PROBLEM STATEMENT =
Each entry below needs to be retyped exactly as given.

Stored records
***

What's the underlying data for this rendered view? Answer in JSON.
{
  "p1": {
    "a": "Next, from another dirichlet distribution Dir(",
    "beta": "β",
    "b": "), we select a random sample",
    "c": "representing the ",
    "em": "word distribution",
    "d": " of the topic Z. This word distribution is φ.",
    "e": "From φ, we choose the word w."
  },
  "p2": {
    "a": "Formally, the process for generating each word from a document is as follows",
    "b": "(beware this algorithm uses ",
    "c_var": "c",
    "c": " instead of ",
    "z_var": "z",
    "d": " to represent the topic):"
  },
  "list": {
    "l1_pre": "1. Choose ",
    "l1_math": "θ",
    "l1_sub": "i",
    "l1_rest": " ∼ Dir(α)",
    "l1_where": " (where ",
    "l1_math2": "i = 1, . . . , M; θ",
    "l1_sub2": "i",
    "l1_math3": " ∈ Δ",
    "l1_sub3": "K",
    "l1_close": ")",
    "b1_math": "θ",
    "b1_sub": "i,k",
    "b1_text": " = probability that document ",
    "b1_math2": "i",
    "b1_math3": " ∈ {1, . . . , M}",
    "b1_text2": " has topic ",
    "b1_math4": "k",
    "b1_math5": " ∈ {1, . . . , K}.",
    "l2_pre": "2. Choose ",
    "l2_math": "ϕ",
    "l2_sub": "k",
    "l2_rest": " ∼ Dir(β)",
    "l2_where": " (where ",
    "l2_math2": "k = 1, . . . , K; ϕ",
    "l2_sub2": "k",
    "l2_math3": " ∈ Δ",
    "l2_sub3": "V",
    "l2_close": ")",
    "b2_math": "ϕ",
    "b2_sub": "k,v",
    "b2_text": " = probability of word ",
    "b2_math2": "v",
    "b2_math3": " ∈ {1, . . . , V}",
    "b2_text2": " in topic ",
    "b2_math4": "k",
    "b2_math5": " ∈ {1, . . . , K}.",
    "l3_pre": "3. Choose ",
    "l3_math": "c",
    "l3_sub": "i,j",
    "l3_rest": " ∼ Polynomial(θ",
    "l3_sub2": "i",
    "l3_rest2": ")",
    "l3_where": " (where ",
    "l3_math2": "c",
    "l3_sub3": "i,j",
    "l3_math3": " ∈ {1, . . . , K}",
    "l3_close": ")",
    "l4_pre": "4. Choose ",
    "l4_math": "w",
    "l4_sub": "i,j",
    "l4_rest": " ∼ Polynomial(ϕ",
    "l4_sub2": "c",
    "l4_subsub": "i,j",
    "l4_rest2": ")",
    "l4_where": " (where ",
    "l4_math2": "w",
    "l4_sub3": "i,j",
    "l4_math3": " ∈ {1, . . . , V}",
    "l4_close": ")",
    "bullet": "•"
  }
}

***

WRITTEN REPLY =
What's the underlying data for this rendered view? Answer in JSON.
{
  "p1": {
    "a": "Next, from another dirichlet distribution Dir(",
    "beta": "β",
    "b": "), we select a random sample",
    "c": "representing the ",
    "em": "word distribution",
    "d": " of the topic Z. This word distribution is φ.",
    "e": "From φ, we choose the word w."
  },
  "p2": {
    "a": "Formally, the process for generating each word from a document is as follows",
    "b": "(beware this algorithm uses ",
    "c_var": "c",
    "c": " instead of ",
    "z_var": "z",
    "d": " to represent the topic):"
  },
  "list": {
    "l1_pre": "1. Choose ",
    "l1_math": "θ",
    "l1_sub": "i",
    "l1_rest": " ∼ Dir(α)",
    "l1_where": " (where ",
    "l1_math2": "i = 1, . . . , M; θ",
    "l1_sub2": "i",
    "l1_math3": " ∈ Δ",
    "l1_sub3": "K",
    "l1_close": ")",
    "b1_math": "θ",
    "b1_sub": "i,k",
    "b1_text": " = probability that document ",
    "b1_math2": "i",
    "b1_math3": " ∈ {1, . . . , M}",
    "b1_text2": " has topic ",
    "b1_math4": "k",
    "b1_math5": " ∈ {1, . . . , K}.",
    "l2_pre": "2. Choose ",
    "l2_math": "ϕ",
    "l2_sub": "k",
    "l2_rest": " ∼ Dir(β)",
    "l2_where": " (where ",
    "l2_math2": "k = 1, . . . , K; ϕ",
    "l2_sub2": "k",
    "l2_math3": " ∈ Δ",
    "l2_sub3": "V",
    "l2_close": ")",
    "b2_math": "ϕ",
    "b2_sub": "k,v",
    "b2_text": " = probability of word ",
    "b2_math2": "v",
    "b2_math3": " ∈ {1, . . . , V}",
    "b2_text2": " in topic ",
    "b2_math4": "k",
    "b2_math5": " ∈ {1, . . . , K}.",
    "l3_pre": "3. Choose ",
    "l3_math": "c",
    "l3_sub": "i,j",
    "l3_rest": " ∼ Polynomial(θ",
    "l3_sub2": "i",
    "l3_rest2": ")",
    "l3_where": " (where ",
    "l3_math2": "c",
    "l3_sub3": "i,j",
    "l3_math3": " ∈ {1, . . . , K}",
    "l3_close": ")",
    "l4_pre": "4. Choose ",
    "l4_math": "w",
    "l4_sub": "i,j",
    "l4_rest": " ∼ Polynomial(ϕ",
    "l4_sub2": "c",
    "l4_subsub": "i,j",
    "l4_rest2": ")",
    "l4_where": " (where ",
    "l4_math2": "w",
    "l4_sub3": "i,j",
    "l4_math3": " ∈ {1, . . . , V}",
    "l4_close": ")",
    "bullet": "•"
  }
}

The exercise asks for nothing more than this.